The house’s front facade was carved out to create what Joy calls a “car porch” at the entry, with a bronze railing, like a ballet barre, running along the wall to aid passengers who need a little help getting out of a car. That exterior alcove’s Spanish cedar wall, says project senior designer Matt Luck, “reveals the soft core” of the house, with its sustainably harvested Douglas fir–lined entry, living, and kitchen/dining areas. 

As dramatic as the house’s outlines and main interior spaces are, its details are what make the building “an exercise in refinement,” as Joy puts it. At the corners of the exterior, the ends of the flame-finished granite pieces are burnished and buffed, creating a subtle contrast of textures, while the top surfaces of the granite window sills slope toward their centers in a gentle V to help drain water. The asymmetrical angles of the roof became “a self-inflicted design challenge,” says Joy, with conventional courses of slates impossible. 

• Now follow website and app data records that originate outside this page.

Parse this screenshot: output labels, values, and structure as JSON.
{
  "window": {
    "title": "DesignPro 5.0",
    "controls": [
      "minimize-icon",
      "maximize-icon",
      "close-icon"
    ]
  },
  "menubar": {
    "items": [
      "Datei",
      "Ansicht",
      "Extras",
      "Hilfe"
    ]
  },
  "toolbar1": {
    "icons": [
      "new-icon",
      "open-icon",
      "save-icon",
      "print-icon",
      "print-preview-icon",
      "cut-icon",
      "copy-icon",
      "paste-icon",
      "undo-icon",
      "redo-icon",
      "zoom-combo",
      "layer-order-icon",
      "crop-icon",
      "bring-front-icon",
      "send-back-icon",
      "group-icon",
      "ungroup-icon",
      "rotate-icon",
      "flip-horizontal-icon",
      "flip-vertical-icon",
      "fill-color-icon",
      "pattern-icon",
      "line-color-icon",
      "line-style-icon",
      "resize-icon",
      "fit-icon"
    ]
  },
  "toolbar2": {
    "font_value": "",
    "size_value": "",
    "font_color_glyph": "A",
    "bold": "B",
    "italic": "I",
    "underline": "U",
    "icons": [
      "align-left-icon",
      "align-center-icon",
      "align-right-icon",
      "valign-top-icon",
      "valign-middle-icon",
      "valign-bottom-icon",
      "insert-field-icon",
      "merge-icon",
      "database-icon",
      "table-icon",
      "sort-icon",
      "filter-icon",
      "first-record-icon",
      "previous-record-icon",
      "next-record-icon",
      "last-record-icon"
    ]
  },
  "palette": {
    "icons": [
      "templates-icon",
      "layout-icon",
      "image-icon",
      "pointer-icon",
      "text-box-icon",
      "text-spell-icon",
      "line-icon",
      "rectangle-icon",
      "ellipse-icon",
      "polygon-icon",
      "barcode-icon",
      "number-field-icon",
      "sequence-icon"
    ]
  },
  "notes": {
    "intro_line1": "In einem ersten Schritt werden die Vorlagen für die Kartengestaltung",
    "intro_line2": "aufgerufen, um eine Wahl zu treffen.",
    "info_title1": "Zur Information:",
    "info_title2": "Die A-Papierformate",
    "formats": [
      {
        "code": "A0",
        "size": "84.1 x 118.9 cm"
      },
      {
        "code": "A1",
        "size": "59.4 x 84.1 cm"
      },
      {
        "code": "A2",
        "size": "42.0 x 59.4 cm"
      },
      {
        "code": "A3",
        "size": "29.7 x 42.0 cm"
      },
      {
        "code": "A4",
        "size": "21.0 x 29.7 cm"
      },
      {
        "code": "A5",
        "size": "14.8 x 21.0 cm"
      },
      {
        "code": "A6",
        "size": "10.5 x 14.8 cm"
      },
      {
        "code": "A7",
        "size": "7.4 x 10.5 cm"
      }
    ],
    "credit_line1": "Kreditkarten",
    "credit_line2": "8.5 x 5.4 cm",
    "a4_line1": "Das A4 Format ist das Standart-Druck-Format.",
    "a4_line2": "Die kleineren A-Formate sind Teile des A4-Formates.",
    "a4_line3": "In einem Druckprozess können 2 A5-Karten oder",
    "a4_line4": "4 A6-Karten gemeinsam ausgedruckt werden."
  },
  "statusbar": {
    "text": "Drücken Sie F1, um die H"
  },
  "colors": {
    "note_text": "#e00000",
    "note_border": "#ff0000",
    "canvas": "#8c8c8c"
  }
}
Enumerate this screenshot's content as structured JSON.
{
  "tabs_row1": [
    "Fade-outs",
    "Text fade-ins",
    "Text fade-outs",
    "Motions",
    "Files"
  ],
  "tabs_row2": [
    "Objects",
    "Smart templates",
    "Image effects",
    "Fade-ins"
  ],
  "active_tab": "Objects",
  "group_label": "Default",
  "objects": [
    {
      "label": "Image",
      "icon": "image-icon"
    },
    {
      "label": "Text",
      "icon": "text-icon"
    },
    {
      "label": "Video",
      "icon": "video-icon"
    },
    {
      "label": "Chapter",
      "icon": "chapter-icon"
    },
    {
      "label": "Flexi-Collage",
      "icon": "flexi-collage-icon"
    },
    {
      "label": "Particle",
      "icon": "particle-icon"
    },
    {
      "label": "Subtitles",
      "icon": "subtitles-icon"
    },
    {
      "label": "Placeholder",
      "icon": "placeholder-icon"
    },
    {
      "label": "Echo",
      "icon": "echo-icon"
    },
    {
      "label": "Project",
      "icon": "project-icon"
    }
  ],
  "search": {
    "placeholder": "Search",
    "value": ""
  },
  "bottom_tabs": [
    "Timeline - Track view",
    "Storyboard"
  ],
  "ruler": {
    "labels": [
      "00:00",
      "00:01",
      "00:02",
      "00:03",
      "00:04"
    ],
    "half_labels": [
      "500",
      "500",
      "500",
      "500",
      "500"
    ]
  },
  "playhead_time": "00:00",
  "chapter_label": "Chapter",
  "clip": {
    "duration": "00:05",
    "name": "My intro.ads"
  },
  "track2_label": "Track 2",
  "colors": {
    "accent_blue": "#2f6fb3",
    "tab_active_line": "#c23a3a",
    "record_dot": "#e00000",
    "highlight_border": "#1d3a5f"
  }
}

Instead, the architects created eight different shingle sizes and devised a set of patterning rules that produced a seemingly random effect. Combined with the slate’s natural color variations, the resulting surface is both subtle and complex. And then there is what can’t be seen: gutters hidden between the edges of the roof and walls, revealing themselves only when they span the stone walls (water drains into pipes that are concealed in the house’s corners) or the entirely invisible geothermal pumps that provide air-conditioning and heat for the radiant floors. 

The plantings, by Michael Boucher Landscape Architecture, are natural and informal, reflecting the desire of both the architect and clients that they fit into the beachfront setting. Though the house clearly stands out from its more conventional neighbors by virtue of its unusual roof and the precision of its materials and detail, the design “attempts to be a good citizen, identifying with the spirit of the place,” notes Joy, without trying to imitate them. Not only has he created an elegant but unpretentious house, he has met his own goal of making architecture that is “at once emotional, existential, and super-well crafted.”

 

Source: Architectural Record

Autor: Pilar Viladas

Photography:: Jeff Goldberg/Esto